Install

Get the latest updates as we post them — right on your browser

. Last Updated: 07/27/2016

Tyagachyov Re-elected Olympics Chief

APTyagachyov acknowledging greetings from reporters after he was re-elected.
Leonid Tyagachyov was re-elected as president of the Russian Olympic Committee on Thursday, defeating an Olympic hero in a race that Russian media dubbed the first free election in the country's sporting history.

Tyagachyov won with 220 votes out of 300, ahead of three-time Olympic ice-skating champion Irina Rodnina, who received 39 votes. Valentin Balakhnichev, the head of the athletics federation, placed third with 18 votes.

Four other candidates for the post dropped out of the race Monday.

After the vote, Tyagachyov made immediate overtures to his longtime rival Vyacheslav Fetisov, head of the Federal Agency for Physical Culture and Sports, in what appeared to point to a deal between the two for Tyagachyov to stay on as president.

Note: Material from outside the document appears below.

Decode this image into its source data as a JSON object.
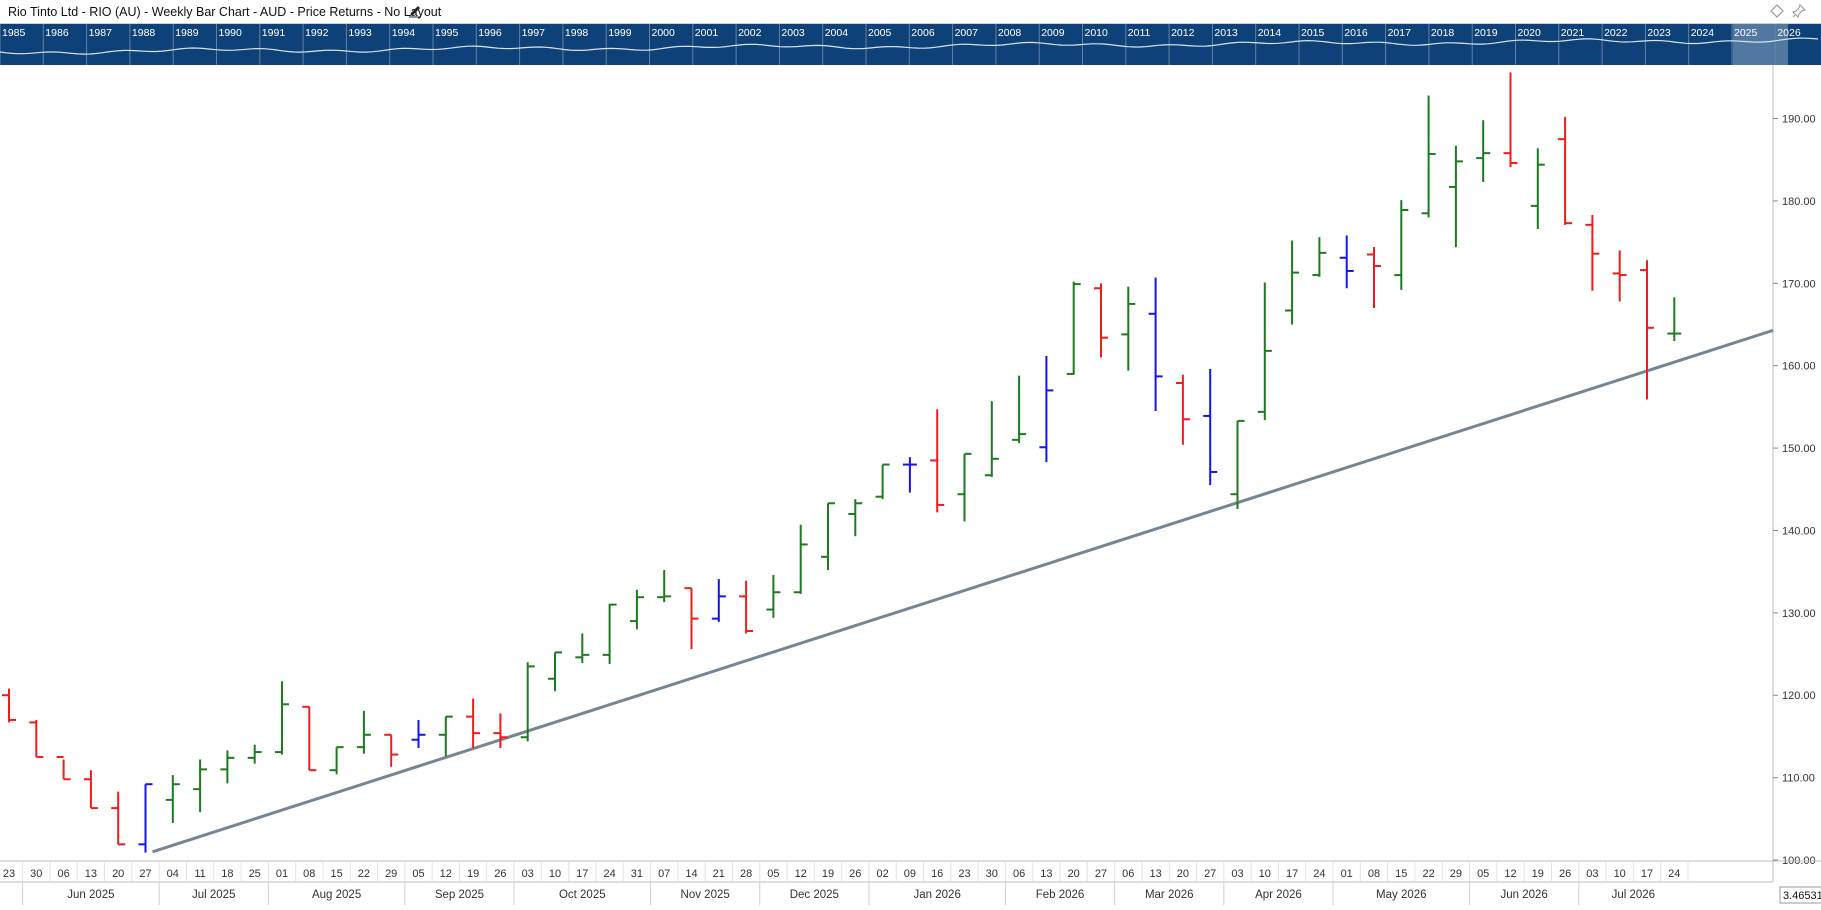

"I would very much like for Vyacheslav Alexandrovich to become first vice president," Tyagachyov said.

He said that it was not legally possible now. "But I promise you that from now you can consider Fetisov the first vice president, and legally we will deal with it later."

Tyagachyov said the Olympic committee and Fetisov's agency hoped to sign an agreement on working together, perhaps with a joint budget.

This "will allow us to beat the Americans and the Chinese in Beijing," Tyagachyov said, referring to the Summer Olympic Games in 2008.

Of the Winter Olympics in Turin, Italy, in February, Tyagachyov said they would be "difficult but better than in America," referring to the 2002 Winter Games in Salt Lake City, Utah.

Rodnina heads Sporting Russia, an organization that Fetisov set up to promote mass sport, and was considered Fetisov's favored candidate in the election. Fetisov, however, noticeably failed to support Rodnina's candidacy at Thursday's meeting.

Rodnina said after the result was announced that the elections had not been democratic and that administrative resources had been used to defeat her.

Relations between Tyagachyov and Fetisov have been strained since Fetisov, a former NHL hockey star, was invited by President Vladimir Putin to take over as sports minister in 2002.